Task input |
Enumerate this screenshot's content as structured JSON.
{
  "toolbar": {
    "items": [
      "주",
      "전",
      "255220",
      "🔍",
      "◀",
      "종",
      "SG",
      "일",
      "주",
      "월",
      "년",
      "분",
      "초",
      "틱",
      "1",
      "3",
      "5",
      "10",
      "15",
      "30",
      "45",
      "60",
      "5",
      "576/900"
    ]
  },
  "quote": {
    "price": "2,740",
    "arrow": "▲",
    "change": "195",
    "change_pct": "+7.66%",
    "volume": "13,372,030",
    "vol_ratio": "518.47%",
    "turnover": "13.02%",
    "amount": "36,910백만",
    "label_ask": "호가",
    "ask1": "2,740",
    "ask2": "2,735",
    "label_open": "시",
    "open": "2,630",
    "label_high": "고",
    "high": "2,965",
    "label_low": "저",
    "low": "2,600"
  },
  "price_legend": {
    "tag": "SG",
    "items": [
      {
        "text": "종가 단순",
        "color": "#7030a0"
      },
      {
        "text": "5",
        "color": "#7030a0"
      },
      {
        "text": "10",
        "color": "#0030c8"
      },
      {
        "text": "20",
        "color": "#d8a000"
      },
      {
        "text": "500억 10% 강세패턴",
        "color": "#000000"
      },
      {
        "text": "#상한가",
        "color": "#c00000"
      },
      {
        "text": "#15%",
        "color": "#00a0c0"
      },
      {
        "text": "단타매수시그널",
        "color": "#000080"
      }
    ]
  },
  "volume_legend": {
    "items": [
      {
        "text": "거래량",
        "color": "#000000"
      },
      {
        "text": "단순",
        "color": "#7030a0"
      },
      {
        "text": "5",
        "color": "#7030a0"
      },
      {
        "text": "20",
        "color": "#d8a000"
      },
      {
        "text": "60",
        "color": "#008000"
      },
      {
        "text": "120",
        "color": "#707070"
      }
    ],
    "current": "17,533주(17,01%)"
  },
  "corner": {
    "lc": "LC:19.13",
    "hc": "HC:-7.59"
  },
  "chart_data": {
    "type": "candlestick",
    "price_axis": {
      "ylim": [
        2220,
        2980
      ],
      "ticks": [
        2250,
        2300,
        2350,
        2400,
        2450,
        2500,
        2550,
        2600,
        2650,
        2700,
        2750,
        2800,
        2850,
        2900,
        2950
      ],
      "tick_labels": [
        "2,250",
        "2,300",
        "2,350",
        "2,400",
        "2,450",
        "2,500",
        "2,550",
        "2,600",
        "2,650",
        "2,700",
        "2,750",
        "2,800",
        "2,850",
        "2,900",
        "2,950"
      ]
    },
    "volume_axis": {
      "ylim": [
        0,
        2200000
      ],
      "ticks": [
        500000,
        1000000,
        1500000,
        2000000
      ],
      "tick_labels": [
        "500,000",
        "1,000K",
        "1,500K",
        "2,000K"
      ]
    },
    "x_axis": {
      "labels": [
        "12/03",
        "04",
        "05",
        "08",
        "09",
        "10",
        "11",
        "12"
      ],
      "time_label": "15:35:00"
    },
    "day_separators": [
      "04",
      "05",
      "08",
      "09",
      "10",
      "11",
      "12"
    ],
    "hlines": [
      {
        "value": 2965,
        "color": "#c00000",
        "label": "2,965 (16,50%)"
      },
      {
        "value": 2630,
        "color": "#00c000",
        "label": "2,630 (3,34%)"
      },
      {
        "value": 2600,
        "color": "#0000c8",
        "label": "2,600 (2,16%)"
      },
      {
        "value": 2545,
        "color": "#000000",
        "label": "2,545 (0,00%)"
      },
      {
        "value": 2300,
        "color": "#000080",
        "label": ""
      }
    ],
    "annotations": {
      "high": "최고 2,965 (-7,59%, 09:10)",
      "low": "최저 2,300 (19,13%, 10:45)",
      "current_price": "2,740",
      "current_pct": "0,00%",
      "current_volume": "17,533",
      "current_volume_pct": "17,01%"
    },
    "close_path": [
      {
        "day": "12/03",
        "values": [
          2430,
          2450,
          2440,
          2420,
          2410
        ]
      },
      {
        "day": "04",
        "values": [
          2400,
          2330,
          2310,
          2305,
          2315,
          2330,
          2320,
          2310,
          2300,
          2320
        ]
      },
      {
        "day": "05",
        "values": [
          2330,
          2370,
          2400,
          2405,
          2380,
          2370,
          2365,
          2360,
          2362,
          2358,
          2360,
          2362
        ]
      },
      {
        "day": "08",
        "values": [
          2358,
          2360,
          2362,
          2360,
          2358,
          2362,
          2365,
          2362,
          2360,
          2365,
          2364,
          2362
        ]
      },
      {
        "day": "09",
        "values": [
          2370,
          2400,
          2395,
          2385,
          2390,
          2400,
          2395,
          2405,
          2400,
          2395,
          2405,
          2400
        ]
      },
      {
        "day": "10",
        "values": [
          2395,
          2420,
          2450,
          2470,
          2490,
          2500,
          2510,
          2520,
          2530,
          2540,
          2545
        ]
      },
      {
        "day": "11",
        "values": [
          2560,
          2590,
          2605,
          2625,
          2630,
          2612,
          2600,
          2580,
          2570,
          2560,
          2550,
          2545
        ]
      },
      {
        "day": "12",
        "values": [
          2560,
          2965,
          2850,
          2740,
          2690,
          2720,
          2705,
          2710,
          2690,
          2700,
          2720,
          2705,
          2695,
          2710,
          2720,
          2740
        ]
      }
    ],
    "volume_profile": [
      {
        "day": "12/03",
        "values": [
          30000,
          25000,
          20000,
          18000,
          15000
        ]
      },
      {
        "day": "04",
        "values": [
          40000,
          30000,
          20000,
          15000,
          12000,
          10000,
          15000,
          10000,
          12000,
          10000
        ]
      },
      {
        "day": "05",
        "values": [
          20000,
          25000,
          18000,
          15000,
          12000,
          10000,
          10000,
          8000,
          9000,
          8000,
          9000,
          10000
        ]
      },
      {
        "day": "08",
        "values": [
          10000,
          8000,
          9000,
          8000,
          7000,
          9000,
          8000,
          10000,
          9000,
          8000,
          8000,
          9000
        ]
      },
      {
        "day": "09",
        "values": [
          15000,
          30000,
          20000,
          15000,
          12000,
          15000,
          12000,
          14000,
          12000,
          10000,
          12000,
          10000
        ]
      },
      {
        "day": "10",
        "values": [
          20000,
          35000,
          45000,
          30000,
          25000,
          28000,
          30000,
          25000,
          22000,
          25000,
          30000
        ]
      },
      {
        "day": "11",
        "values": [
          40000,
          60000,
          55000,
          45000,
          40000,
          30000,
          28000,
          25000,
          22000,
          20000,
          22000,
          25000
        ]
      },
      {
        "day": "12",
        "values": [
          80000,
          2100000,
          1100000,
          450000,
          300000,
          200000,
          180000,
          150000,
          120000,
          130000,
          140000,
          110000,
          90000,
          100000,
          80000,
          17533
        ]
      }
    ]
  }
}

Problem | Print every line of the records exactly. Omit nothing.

Your solution |
Enumerate this screenshot's content as structured JSON.
{
  "toolbar": {
    "items": [
      "주",
      "전",
      "255220",
      "🔍",
      "◀",
      "종",
      "SG",
      "일",
      "주",
      "월",
      "년",
      "분",
      "초",
      "틱",
      "1",
      "3",
      "5",
      "10",
      "15",
      "30",
      "45",
      "60",
      "5",
      "576/900"
    ]
  },
  "quote": {
    "price": "2,740",
    "arrow": "▲",
    "change": "195",
    "change_pct": "+7.66%",
    "volume": "13,372,030",
    "vol_ratio": "518.47%",
    "turnover": "13.02%",
    "amount": "36,910백만",
    "label_ask": "호가",
    "ask1": "2,740",
    "ask2": "2,735",
    "label_open": "시",
    "open": "2,630",
    "label_high": "고",
    "high": "2,965",
    "label_low": "저",
    "low": "2,600"
  },
  "price_legend": {
    "tag": "SG",
    "items": [
      {
        "text": "종가 단순",
        "color": "#7030a0"
      },
      {
        "text": "5",
        "color": "#7030a0"
      },
      {
        "text": "10",
        "color": "#0030c8"
      },
      {
        "text": "20",
        "color": "#d8a000"
      },
      {
        "text": "500억 10% 강세패턴",
        "color": "#000000"
      },
      {
        "text": "#상한가",
        "color": "#c00000"
      },
      {
        "text": "#15%",
        "color": "#00a0c0"
      },
      {
        "text": "단타매수시그널",
        "color": "#000080"
      }
    ]
  },
  "volume_legend": {
    "items": [
      {
        "text": "거래량",
        "color": "#000000"
      },
      {
        "text": "단순",
        "color": "#7030a0"
      },
      {
        "text": "5",
        "color": "#7030a0"
      },
      {
        "text": "20",
        "color": "#d8a000"
      },
      {
        "text": "60",
        "color": "#008000"
      },
      {
        "text": "120",
        "color": "#707070"
      }
    ],
    "current": "17,533주(17,01%)"
  },
  "corner": {
    "lc": "LC:19.13",
    "hc": "HC:-7.59"
  },
  "chart_data": {
    "type": "candlestick",
    "price_axis": {
      "ylim": [
        2220,
        2980
      ],
      "ticks": [
        2250,
        2300,
        2350,
        2400,
        2450,
        2500,
        2550,
        2600,
        2650,
        2700,
        2750,
        2800,
        2850,
        2900,
        2950
      ],
      "tick_labels": [
        "2,250",
        "2,300",
        "2,350",
        "2,400",
        "2,450",
        "2,500",
        "2,550",
        "2,600",
        "2,650",
        "2,700",
        "2,750",
        "2,800",
        "2,850",
        "2,900",
        "2,950"
      ]
    },
    "volume_axis": {
      "ylim": [
        0,
        2200000
      ],
      "ticks": [
        500000,
        1000000,
        1500000,
        2000000
      ],
      "tick_labels": [
        "500,000",
        "1,000K",
        "1,500K",
        "2,000K"
      ]
    },
    "x_axis": {
      "labels": [
        "12/03",
        "04",
        "05",
        "08",
        "09",
        "10",
        "11",
        "12"
      ],
      "time_label": "15:35:00"
    },
    "day_separators": [
      "04",
      "05",
      "08",
      "09",
      "10",
      "11",
      "12"
    ],
    "hlines": [
      {
        "value": 2965,
        "color": "#c00000",
        "label": "2,965 (16,50%)"
      },
      {
        "value": 2630,
        "color": "#00c000",
        "label": "2,630 (3,34%)"
      },
      {
        "value": 2600,
        "color": "#0000c8",
        "label": "2,600 (2,16%)"
      },
      {
        "value": 2545,
        "color": "#000000",
        "label": "2,545 (0,00%)"
      },
      {
        "value": 2300,
        "color": "#000080",
        "label": ""
      }
    ],
    "annotations": {
      "high": "최고 2,965 (-7,59%, 09:10)",
      "low": "최저 2,300 (19,13%, 10:45)",
      "current_price": "2,740",
      "current_pct": "0,00%",
      "current_volume": "17,533",
      "current_volume_pct": "17,01%"
    },
    "close_path": [
      {
        "day": "12/03",
        "values": [
          2430,
          2450,
          2440,
          2420,
          2410
        ]
      },
      {
        "day": "04",
        "values": [
          2400,
          2330,
          2310,
          2305,
          2315,
          2330,
          2320,
          2310,
          2300,
          2320
        ]
      },
      {
        "day": "05",
        "values": [
          2330,
          2370,
          2400,
          2405,
          2380,
          2370,
          2365,
          2360,
          2362,
          2358,
          2360,
          2362
        ]
      },
      {
        "day": "08",
        "values": [
          2358,
          2360,
          2362,
          2360,
          2358,
          2362,
          2365,
          2362,
          2360,
          2365,
          2364,
          2362
        ]
      },
      {
        "day": "09",
        "values": [
          2370,
          2400,
          2395,
          2385,
          2390,
          2400,
          2395,
          2405,
          2400,
          2395,
          2405,
          2400
        ]
      },
      {
        "day": "10",
        "values": [
          2395,
          2420,
          2450,
          2470,
          2490,
          2500,
          2510,
          2520,
          2530,
          2540,
          2545
        ]
      },
      {
        "day": "11",
        "values": [
          2560,
          2590,
          2605,
          2625,
          2630,
          2612,
          2600,
          2580,
          2570,
          2560,
          2550,
          2545
        ]
      },
      {
        "day": "12",
        "values": [
          2560,
          2965,
          2850,
          2740,
          2690,
          2720,
          2705,
          2710,
          2690,
          2700,
          2720,
          2705,
          2695,
          2710,
          2720,
          2740
        ]
      }
    ],
    "volume_profile": [
      {
        "day": "12/03",
        "values": [
          30000,
          25000,
          20000,
          18000,
          15000
        ]
      },
      {
        "day": "04",
        "values": [
          40000,
          30000,
          20000,
          15000,
          12000,
          10000,
          15000,
          10000,
          12000,
          10000
        ]
      },
      {
        "day": "05",
        "values": [
          20000,
          25000,
          18000,
          15000,
          12000,
          10000,
          10000,
          8000,
          9000,
          8000,
          9000,
          10000
        ]
      },
      {
        "day": "08",
        "values": [
          10000,
          8000,
          9000,
          8000,
          7000,
          9000,
          8000,
          10000,
          9000,
          8000,
          8000,
          9000
        ]
      },
      {
        "day": "09",
        "values": [
          15000,
          30000,
          20000,
          15000,
          12000,
          15000,
          12000,
          14000,
          12000,
          10000,
          12000,
          10000
        ]
      },
      {
        "day": "10",
        "values": [
          20000,
          35000,
          45000,
          30000,
          25000,
          28000,
          30000,
          25000,
          22000,
          25000,
          30000
        ]
      },
      {
        "day": "11",
        "values": [
          40000,
          60000,
          55000,
          45000,
          40000,
          30000,
          28000,
          25000,
          22000,
          20000,
          22000,
          25000
        ]
      },
      {
        "day": "12",
        "values": [
          80000,
          2100000,
          1100000,
          450000,
          300000,
          200000,
          180000,
          150000,
          120000,
          130000,
          140000,
          110000,
          90000,
          100000,
          80000,
          17533
        ]
      }
    ]
  }
}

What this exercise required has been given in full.